Credit Lewis Wallace / WYSO
Just down the block from the tall church towers that give Twin Towers its name, there’s a surprising image: instead of Dayton’s classic, old wood homes you see a block full of brand new wood homes in a similar style.
This week WYSO has reported on how hard the city of Dayton was hit when the mortgage crisis and great recession began more than five years ago. The resulting federal funds made available to cities like Dayton to stabilize neighborhoods, and how those funds are running out. In this week's Politics Ohio we continue our look at neighborhood stabilization; we spoke with Dayton City commissioner Matt Joseph about what other steps the city is taking to revitalize neighborhoods.
Foreclosed and Vacant Home on Wabash Avenue in Dayton’s Mount Vernon Neighborhood.
Credit City of Dayton

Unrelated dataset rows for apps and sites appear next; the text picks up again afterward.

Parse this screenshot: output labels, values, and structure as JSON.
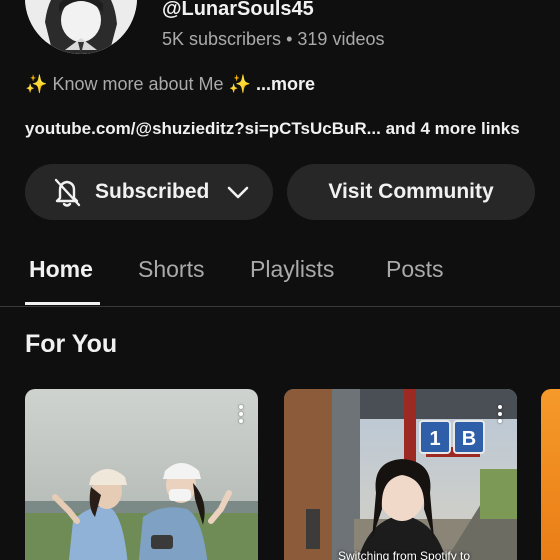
{
  "channel": {
    "handle": "@LunarSouls45",
    "subscribers": "5K subscribers",
    "separator": "•",
    "videos": "319 videos",
    "about_spark": "✨",
    "about_text": "Know more about Me",
    "about_more": "...more",
    "link_url": "youtube.com/@shuzieditz?si=pCTsUcBuR...",
    "link_more": "and 4 more links"
  },
  "buttons": {
    "subscribed_label": "Subscribed",
    "community_label": "Visit Community"
  },
  "tabs": [
    {
      "label": "Home",
      "active": true
    },
    {
      "label": "Shorts",
      "active": false
    },
    {
      "label": "Playlists",
      "active": false
    },
    {
      "label": "Posts",
      "active": false
    }
  ],
  "section": {
    "title": "For You"
  },
  "shorts": [
    {
      "caption": ""
    },
    {
      "caption": "Switching from Spotify to",
      "platform_sign_1": "1",
      "platform_sign_2": "B"
    }
  ],
  "colors": {
    "background": "#0f0f0f",
    "button_bg": "#272727",
    "text_primary": "#f1f1f1",
    "text_secondary": "#aaaaaa",
    "sparkle": "#f4c542"
  }
}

Several legislative acts since 2008, such as the Housing and Economic Recovery Act (HERA), and the American Recovery and Reinvestment Act (ARRA) provided billions of dollars for Neighborhood Stabilization Programs across the country. From the HERA program alone, the city of Dayton, Kettering, and Fairborn together received 29.3 million dollars; of that, 19 million went to Dayton, and they’ve used about 3.5 million to purchase and rehab foreclosed homes.